Lauren Cormier knows that it's important to teach your children lessons that they can carry with them for the rest of their lives — and looking at the glass half-full is an important one. But sometimes practicing what they preach is a challenge for parents, and Cormier learned the key to starting each day on a positive note from an unlikely source: her 9-year-old son.
She shared her son's daily routine to her Facebook page, Oh, Honestly, so other families could give it a try:
Last week my nine-year-old told me about a new habit he's starting to form. It's something so simple, yet has the potential to profoundly change his life. Every morning he thinks of one or two things he's looking forward to that day. Little things like having gym class or getting pizza for lunch. In effect, he's training his mind to focus on the positive, which in turn, improves his entire attitude and outlook.
Cormier put her son's method to the test one morning, and the result highlights the difference between a child's way of thinking and how the adult mind works.
"This morning as we drove to school, I decided to extend his idea to the rest of us. I asked each of the kids to tell me one thing they were looking forward to today," she wrote. "After each of us had a turn, I thought about all the things they might not be looking forward to, but I didn't want to ruin what we had just done."
That's exactly when the mama discovered another helpful trick:
"Then I realized I could re-frame the negative. Instead of asking the kids to tell me something they weren't looking forward to, I asked them to tell me what I could pray about for them today.
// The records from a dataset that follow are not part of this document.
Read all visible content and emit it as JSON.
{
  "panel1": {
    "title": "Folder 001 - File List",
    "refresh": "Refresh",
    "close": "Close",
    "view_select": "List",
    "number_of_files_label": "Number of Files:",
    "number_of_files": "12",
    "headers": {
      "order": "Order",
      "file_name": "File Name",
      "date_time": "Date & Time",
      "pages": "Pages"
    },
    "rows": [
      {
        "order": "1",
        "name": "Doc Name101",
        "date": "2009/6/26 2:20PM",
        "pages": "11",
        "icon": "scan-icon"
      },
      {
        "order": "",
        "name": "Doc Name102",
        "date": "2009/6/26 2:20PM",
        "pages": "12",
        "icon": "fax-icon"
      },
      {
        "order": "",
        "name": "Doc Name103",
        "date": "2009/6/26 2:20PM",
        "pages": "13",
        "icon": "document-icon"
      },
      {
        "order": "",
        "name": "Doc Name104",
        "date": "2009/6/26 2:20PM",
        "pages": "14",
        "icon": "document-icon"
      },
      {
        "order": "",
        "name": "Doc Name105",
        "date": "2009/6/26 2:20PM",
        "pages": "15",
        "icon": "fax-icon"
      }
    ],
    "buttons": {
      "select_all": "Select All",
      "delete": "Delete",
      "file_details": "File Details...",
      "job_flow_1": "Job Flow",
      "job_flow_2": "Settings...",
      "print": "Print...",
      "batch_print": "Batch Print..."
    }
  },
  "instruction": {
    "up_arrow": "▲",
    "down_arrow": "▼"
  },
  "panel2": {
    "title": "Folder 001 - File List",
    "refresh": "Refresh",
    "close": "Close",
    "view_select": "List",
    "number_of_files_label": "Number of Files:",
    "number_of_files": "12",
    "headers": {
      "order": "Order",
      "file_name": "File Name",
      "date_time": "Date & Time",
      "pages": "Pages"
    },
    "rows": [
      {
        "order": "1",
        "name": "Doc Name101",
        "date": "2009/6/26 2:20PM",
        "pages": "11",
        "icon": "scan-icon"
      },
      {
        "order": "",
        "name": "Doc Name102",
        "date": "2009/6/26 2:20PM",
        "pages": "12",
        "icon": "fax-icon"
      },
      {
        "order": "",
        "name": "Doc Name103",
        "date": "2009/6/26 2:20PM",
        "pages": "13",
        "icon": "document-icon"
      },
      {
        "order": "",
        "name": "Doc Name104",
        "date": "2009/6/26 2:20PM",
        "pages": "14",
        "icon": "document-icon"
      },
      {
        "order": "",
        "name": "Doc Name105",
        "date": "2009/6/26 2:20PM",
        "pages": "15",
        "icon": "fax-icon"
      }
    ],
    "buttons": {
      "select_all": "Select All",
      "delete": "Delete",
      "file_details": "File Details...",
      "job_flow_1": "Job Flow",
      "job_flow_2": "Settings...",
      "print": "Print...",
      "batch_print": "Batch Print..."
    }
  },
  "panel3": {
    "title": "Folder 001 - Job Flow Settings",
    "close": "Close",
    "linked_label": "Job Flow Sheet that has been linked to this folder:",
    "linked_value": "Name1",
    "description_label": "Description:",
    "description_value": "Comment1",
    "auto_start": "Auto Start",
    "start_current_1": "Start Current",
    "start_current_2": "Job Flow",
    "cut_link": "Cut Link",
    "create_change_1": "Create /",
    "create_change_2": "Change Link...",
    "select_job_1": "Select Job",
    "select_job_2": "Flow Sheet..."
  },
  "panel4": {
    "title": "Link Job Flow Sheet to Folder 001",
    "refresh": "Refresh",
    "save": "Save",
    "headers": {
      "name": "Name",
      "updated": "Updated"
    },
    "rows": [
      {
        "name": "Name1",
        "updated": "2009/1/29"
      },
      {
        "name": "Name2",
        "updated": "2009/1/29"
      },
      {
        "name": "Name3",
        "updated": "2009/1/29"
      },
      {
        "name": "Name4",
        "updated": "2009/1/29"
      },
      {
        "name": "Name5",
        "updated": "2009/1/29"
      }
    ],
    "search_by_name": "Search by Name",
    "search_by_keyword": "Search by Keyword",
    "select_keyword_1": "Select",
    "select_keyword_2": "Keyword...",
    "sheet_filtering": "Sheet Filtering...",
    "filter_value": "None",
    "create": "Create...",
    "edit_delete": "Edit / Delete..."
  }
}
I explained that I spend my drive home praying for each of their days and that I'd love to be specific in my prayers," she said.
Cormier also reminded parents that starting the day in a positive mindset can have a long-term effect. "Our attitudes will make or break our day, week, month, year, LIFE. And although I believe that some people are naturally inclined to a sunnier outlook than others, I also believe that we can train ourselves to focus on the positive instead of the negative."